* **SOURCE DATA**
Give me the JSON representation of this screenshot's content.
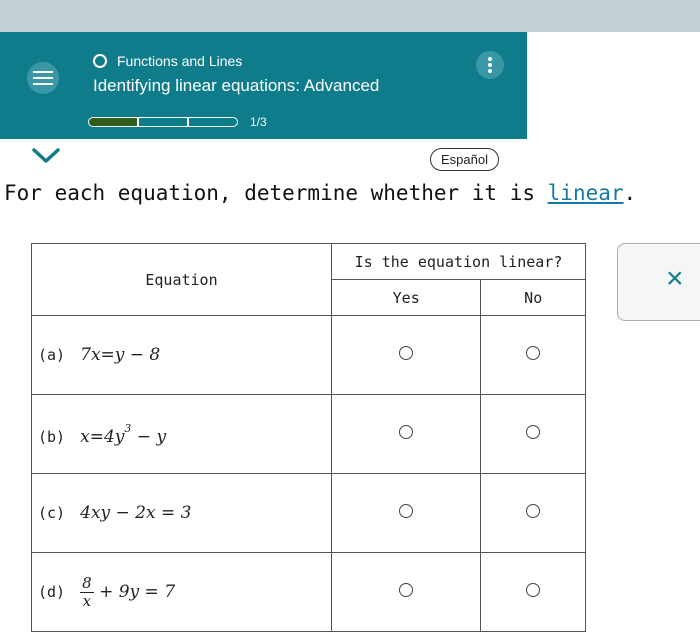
{
  "header": {
    "topic": "Functions and Lines",
    "title": "Identifying linear equations: Advanced",
    "progress_text": "1/3",
    "progress_fraction": 0.333,
    "accent_color": "#0f7c8c"
  },
  "language_button": "Español",
  "question": {
    "prefix": "For each equation, determine whether it is ",
    "link": "linear",
    "suffix": "."
  },
  "table": {
    "equation_header": "Equation",
    "linear_header": "Is the equation linear?",
    "yes_header": "Yes",
    "no_header": "No",
    "rows": [
      {
        "label": "(a)",
        "lhs": "7x",
        "rhs": "y − 8"
      },
      {
        "label": "(b)",
        "lhs": "x",
        "coef": "4y",
        "exp": "3",
        "rest": " − y"
      },
      {
        "label": "(c)",
        "expr": "4xy − 2x = 3"
      },
      {
        "label": "(d)",
        "num": "8",
        "den": "x",
        "rest": "+ 9y = 7"
      }
    ]
  },
  "close_symbol": "×",
  "icons": [
    "hamburger-icon",
    "circle-icon",
    "kebab-icon",
    "chevron-down-icon",
    "close-icon"
  ]
}
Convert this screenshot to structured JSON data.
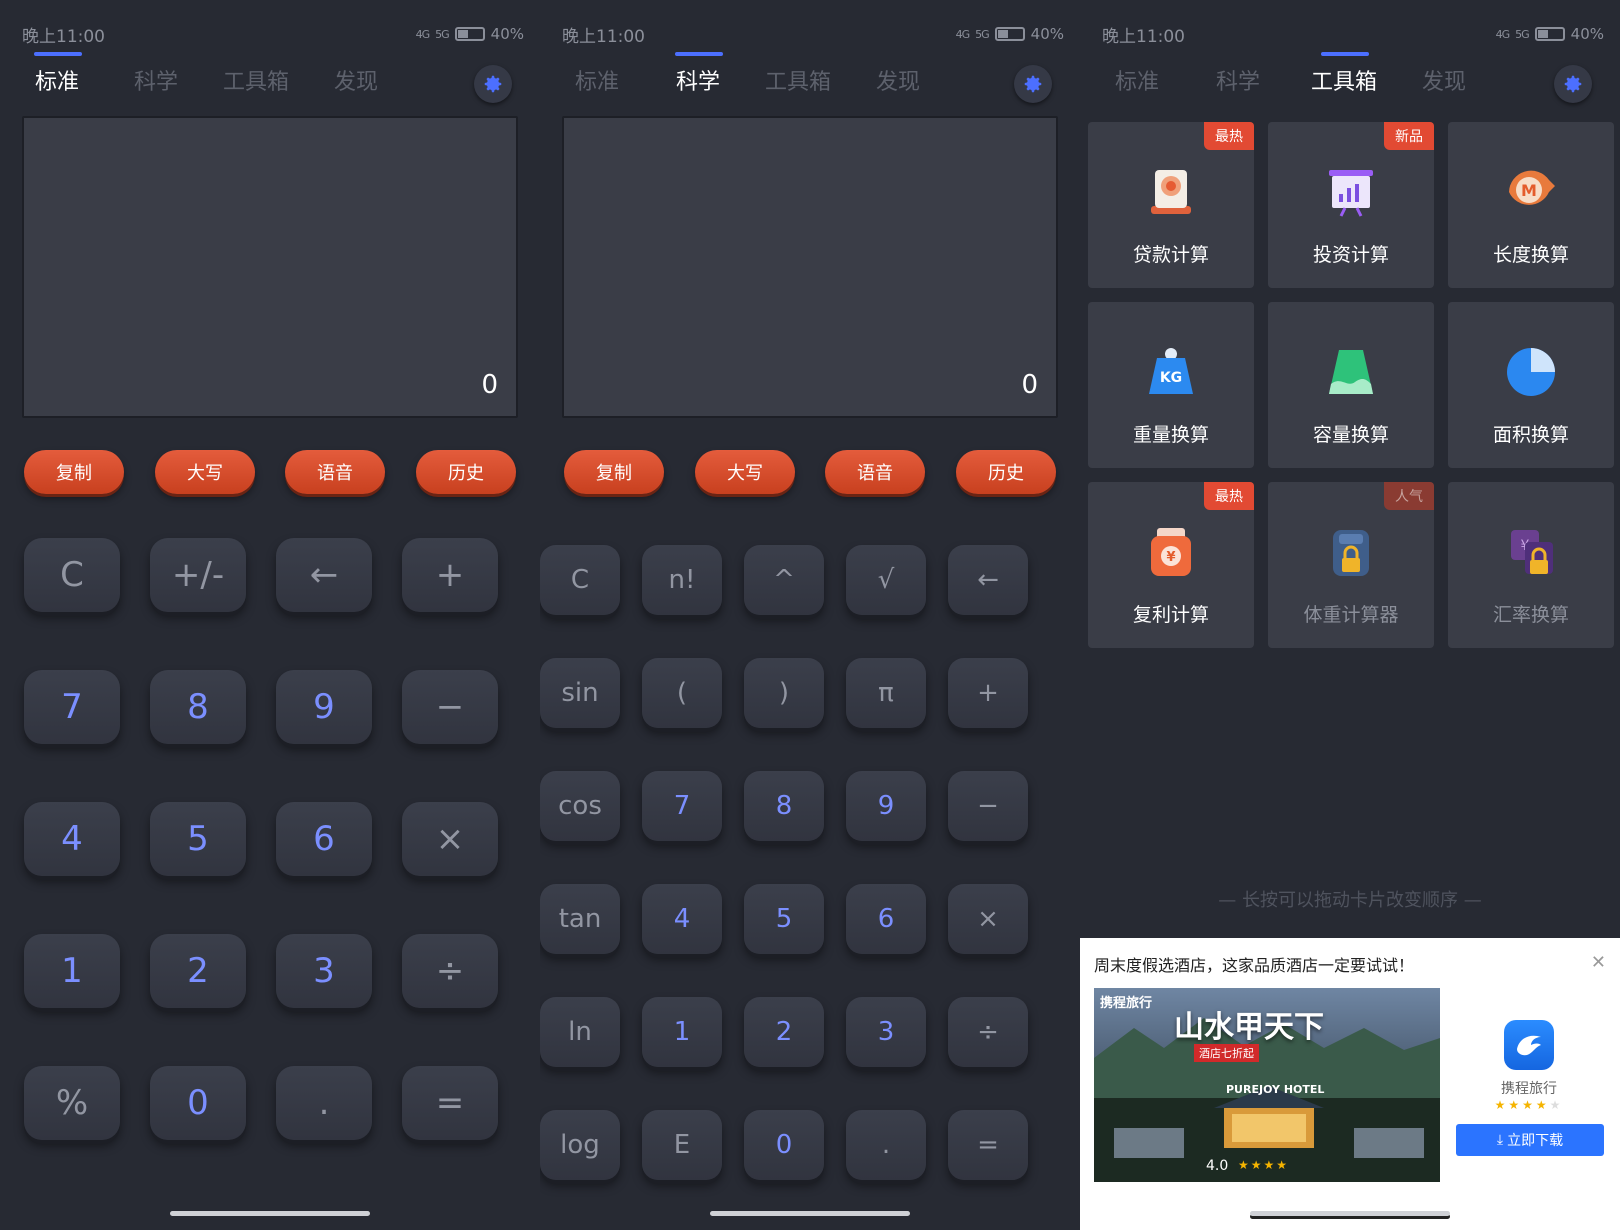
{
  "status_bar": {
    "time": "晚上11:00",
    "battery": "40%",
    "network_1": "4G",
    "network_2": "5G"
  },
  "tabs": [
    "标准",
    "科学",
    "工具箱",
    "发现"
  ],
  "colors": {
    "accent": "#4c6fff",
    "action": "#d14a2a",
    "bg": "#272a33",
    "key_num": "#7b8fff"
  },
  "display_value": "0",
  "actions": [
    "复制",
    "大写",
    "语音",
    "历史"
  ],
  "standard_keys": [
    "C",
    "+/-",
    "←",
    "+",
    "7",
    "8",
    "9",
    "−",
    "4",
    "5",
    "6",
    "×",
    "1",
    "2",
    "3",
    "÷",
    "%",
    "0",
    ".",
    "="
  ],
  "science_keys": [
    "C",
    "n!",
    "^",
    "√",
    "←",
    "sin",
    "(",
    ")",
    "π",
    "+",
    "cos",
    "7",
    "8",
    "9",
    "−",
    "tan",
    "4",
    "5",
    "6",
    "×",
    "ln",
    "1",
    "2",
    "3",
    "÷",
    "log",
    "E",
    "0",
    ".",
    "="
  ],
  "tools": [
    {
      "label": "贷款计算",
      "badge": "最热",
      "icon": "loan-icon",
      "locked": false
    },
    {
      "label": "投资计算",
      "badge": "新品",
      "icon": "investment-icon",
      "locked": false
    },
    {
      "label": "长度换算",
      "badge": "",
      "icon": "length-icon",
      "locked": false
    },
    {
      "label": "重量换算",
      "badge": "",
      "icon": "weight-icon",
      "locked": false
    },
    {
      "label": "容量换算",
      "badge": "",
      "icon": "volume-icon",
      "locked": false
    },
    {
      "label": "面积换算",
      "badge": "",
      "icon": "area-icon",
      "locked": false
    },
    {
      "label": "复利计算",
      "badge": "最热",
      "icon": "compound-interest-icon",
      "locked": false
    },
    {
      "label": "体重计算器",
      "badge": "人气",
      "icon": "body-weight-icon",
      "locked": true
    },
    {
      "label": "汇率换算",
      "badge": "",
      "icon": "exchange-rate-icon",
      "locked": true
    }
  ],
  "drag_hint": "— 长按可以拖动卡片改变顺序 —",
  "ad": {
    "title": "周末度假选酒店，这家品质酒店一定要试试！",
    "brand": "携程旅行",
    "headline": "山水甲天下",
    "promo": "酒店七折起",
    "hotel": "PUREJOY HOTEL",
    "rating": "4.0",
    "app_name": "携程旅行",
    "download_label": "立即下载"
  }
}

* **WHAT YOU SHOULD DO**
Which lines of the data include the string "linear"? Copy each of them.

* **SOLUTION BELOW**
    "title": "Identifying linear equations: Advanced",
    "link": "linear",
    "linear_header": "Is the equation linear?",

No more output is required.